I may not be too enthusiastic about the focusing click-stop, but one positive is that it’s a great way to force yourself to learn hyper-focusing or zone focusing techniques. These are old ways of focus trapping your subject, and are still very valid techniques in many ways. I even use them for my weddings! Because there’s no motor or computer involved, snapping is instant and happens with no delay. The perfect way to freeze a moment.
The Minitar-1’s tiny size and feather weight also means that your neck and back are sure to be fine after a long day of shooting!
Well, prints I’ve seen from the original LC-A cameras have always looked pretty sharp to me, but most LC-A prints I’ve seen are 6×4, which isn’t large enough to inspect details anyway. So when I combined it with my digital M, the Minitar’s true capability was revealed.
The Minitar-1 is a decent lens, no question, but it’s similar to Russar+ in that it belongs to the film era. With the latest full-frame digital cameras approaching equivalent resolutions to traditional medium format film cameras, it’s very easy to see that modern high resolution sensors out-resolve the details that Minitar-1 can capture. However, this little lens is still capable of producing very decent prints up to 7×5, and reasonable prints at 10×8.
At f/2.8, the lens is pretty soft.
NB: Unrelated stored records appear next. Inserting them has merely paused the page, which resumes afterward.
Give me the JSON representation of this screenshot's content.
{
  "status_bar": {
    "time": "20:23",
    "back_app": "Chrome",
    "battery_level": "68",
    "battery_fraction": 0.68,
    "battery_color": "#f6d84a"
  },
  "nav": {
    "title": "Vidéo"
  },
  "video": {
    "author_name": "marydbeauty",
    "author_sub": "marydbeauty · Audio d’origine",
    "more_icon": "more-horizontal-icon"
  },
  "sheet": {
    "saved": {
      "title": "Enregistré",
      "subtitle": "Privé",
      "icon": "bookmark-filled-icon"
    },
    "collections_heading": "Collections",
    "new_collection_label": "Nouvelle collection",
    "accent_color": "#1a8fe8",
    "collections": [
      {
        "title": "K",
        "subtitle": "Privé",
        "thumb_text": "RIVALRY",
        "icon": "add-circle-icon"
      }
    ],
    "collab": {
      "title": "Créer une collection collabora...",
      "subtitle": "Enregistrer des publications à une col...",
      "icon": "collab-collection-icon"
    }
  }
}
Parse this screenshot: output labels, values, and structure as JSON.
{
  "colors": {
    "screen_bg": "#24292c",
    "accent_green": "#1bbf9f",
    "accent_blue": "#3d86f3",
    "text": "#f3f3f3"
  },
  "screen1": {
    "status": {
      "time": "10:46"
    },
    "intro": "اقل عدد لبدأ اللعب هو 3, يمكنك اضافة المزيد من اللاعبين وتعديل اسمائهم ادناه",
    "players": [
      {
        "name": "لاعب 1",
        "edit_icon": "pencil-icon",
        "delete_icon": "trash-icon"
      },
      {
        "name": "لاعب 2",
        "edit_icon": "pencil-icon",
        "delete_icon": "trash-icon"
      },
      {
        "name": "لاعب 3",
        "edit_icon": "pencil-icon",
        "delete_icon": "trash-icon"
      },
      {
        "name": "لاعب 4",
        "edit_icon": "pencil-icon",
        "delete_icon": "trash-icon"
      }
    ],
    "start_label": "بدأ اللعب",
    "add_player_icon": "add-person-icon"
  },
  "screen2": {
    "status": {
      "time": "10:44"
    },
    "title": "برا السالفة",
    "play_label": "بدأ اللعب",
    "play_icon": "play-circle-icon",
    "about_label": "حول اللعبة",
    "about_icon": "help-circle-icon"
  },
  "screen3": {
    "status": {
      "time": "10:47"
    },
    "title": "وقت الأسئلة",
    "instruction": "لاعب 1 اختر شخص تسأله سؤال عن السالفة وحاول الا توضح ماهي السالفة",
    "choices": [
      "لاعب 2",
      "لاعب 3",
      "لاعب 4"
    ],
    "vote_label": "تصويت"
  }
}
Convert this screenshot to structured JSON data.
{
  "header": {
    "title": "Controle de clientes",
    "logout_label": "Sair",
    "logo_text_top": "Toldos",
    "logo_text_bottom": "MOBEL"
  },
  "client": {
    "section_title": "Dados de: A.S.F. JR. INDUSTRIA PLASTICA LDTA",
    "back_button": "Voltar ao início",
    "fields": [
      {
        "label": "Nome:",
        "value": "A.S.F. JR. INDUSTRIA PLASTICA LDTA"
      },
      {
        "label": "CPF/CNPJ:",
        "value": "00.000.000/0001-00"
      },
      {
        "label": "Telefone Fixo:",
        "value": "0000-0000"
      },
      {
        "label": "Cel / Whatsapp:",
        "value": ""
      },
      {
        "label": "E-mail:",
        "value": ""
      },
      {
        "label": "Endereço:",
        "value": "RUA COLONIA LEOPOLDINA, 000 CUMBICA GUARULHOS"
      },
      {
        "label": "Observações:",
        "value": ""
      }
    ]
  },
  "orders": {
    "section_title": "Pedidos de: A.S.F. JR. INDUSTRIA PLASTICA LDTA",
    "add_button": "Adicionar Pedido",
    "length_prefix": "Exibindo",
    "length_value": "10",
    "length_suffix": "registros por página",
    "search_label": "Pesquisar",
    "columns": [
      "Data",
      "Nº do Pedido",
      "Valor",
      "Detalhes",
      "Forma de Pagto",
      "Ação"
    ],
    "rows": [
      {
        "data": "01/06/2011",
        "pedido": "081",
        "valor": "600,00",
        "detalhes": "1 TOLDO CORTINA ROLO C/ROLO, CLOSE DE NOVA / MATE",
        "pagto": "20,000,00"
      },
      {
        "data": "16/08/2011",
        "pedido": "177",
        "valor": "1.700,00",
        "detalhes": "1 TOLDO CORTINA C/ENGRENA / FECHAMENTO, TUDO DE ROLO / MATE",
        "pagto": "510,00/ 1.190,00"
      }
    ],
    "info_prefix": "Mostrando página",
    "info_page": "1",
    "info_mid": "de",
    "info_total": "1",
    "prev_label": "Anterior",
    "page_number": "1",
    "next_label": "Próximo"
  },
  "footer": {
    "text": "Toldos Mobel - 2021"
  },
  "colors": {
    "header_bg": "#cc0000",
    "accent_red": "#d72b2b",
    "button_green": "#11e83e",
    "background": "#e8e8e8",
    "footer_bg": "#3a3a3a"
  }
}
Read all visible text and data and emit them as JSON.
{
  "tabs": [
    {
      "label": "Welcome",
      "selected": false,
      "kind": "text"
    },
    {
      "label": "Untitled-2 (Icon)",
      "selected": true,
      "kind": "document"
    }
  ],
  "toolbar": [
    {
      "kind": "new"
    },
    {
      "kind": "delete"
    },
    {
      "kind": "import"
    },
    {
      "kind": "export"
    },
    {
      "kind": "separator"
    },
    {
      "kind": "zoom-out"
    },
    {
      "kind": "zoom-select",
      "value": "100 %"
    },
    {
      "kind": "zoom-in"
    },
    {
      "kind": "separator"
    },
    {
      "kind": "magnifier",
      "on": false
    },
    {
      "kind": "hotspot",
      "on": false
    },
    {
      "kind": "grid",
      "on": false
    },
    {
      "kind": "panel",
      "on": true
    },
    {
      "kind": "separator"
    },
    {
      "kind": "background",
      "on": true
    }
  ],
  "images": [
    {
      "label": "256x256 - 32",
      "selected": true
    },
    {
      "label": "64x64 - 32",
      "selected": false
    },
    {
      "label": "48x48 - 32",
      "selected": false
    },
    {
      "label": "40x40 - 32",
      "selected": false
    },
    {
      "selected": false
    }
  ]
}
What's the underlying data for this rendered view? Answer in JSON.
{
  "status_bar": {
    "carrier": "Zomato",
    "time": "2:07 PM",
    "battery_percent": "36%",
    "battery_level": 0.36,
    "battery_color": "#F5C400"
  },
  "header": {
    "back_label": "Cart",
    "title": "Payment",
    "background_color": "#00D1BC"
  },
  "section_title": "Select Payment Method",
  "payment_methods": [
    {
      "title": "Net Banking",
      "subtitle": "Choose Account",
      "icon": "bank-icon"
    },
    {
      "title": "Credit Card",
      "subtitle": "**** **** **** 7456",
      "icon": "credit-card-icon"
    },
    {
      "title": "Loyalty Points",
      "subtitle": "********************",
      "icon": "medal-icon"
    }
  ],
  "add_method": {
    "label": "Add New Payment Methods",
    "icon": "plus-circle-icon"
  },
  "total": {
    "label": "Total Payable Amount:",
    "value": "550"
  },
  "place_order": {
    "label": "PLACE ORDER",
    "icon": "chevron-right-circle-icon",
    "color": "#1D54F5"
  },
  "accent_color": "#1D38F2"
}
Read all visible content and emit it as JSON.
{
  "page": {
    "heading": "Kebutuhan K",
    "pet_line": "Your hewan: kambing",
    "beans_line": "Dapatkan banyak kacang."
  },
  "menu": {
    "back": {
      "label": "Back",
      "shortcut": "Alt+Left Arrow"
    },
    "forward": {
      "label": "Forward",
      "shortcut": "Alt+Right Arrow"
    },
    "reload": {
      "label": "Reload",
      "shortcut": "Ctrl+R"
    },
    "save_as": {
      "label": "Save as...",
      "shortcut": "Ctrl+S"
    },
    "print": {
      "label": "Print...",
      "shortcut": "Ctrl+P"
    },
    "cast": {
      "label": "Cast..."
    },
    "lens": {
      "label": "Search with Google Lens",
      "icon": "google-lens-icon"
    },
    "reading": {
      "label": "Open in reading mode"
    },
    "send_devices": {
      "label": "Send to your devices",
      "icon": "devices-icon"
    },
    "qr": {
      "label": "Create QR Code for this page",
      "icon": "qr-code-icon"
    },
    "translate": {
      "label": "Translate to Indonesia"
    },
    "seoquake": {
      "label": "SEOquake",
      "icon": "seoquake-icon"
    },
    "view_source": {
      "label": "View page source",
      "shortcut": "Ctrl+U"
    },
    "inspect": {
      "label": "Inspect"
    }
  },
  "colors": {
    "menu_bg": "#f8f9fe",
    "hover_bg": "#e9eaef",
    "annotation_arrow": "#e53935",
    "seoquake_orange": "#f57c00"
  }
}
The lens also suffers some pincushion distortion and a tiny amount of red shift on the extreme edges, though this can be easily corrected in post.
Once again, I hyper-focused all my shots you see here. Thanks to this technique, the Minitar’s discreet appearance, and the true Lomo-style effects (vignettes and colour shift), my final set was pretty cool.
Despite its shortcomings, this lens can definitely create some special pictures. I was fortunate enough to cover the 75th War Memorial in front of Buckingham Palace in July, and the scorching sun really suited this lens’ characteristics. With a focal length of 32mm I couldn’t take any photos of the Queen, so instead I chose to document all the spectators. I found myself particularly drawn to people with sunglasses, so I made that into my theme of the day (as you may have noticed)!
I set most of my shots at f/8 and hyper-focused, producing images that were sharp and punchy, with of course those lovely Lomo vignettes. I then walked towards the Big Ben for some tourist shots, where I used the lens to capture all the action before heading home.
I photographed non-stop for almost six hours and I didn’t once feel tired, thanks to the compact and lightweight setup. This alone is a very big bonus for those who love to walk everywhere and photograph everything on a daily basis. So I rate this lens very highly for travelling, and I would also use it for my street work due to its size and stealthy appearance.
Sharpness is never my biggest concern when it comes to making images for my street and travel work but it’s a definite MUST for wedding and commercial clients. Therefore I may be hesitant to use the Minitar-1 for those kinds of paid jobs. In addition, I need sharp speedy glass for tricky lighting conditions at churches or other demanding situations. The Minitar-1’s maximum f/2.8 aperture just isn’t quite fast enough for me.
Lomography lenses or cameras are never about ultimate print quality though, they’re all about quality of life, and that the Minitar-1 delivers, with colours. I will take one please!
- Ultra compact size
- Super light weight
- Rangefinder coupled, M ready
- Discreet (especially in black)
- Sharp when stopped down (though not for print enlargement)
- Lovely Lomo colours and vignette
- Funky vintage rendering
- Build quality could be better
- Exposed rear
- Soft wide open at 2.8 aperture
- Moderate pin cushion distortion
- Click-stop focus makes precise adjustment difficult
Lomography 32mm f2.8 Minitar-1 Art Lens Specifications:
- Focal length: 32mm
- Apertures: f/2.8, f/4, f/5.6, f/8, f/11, f/16, f/22
- Leica M-mount
- Focusing distance: 0.8m-infinity
- Filter thread: 22.5mm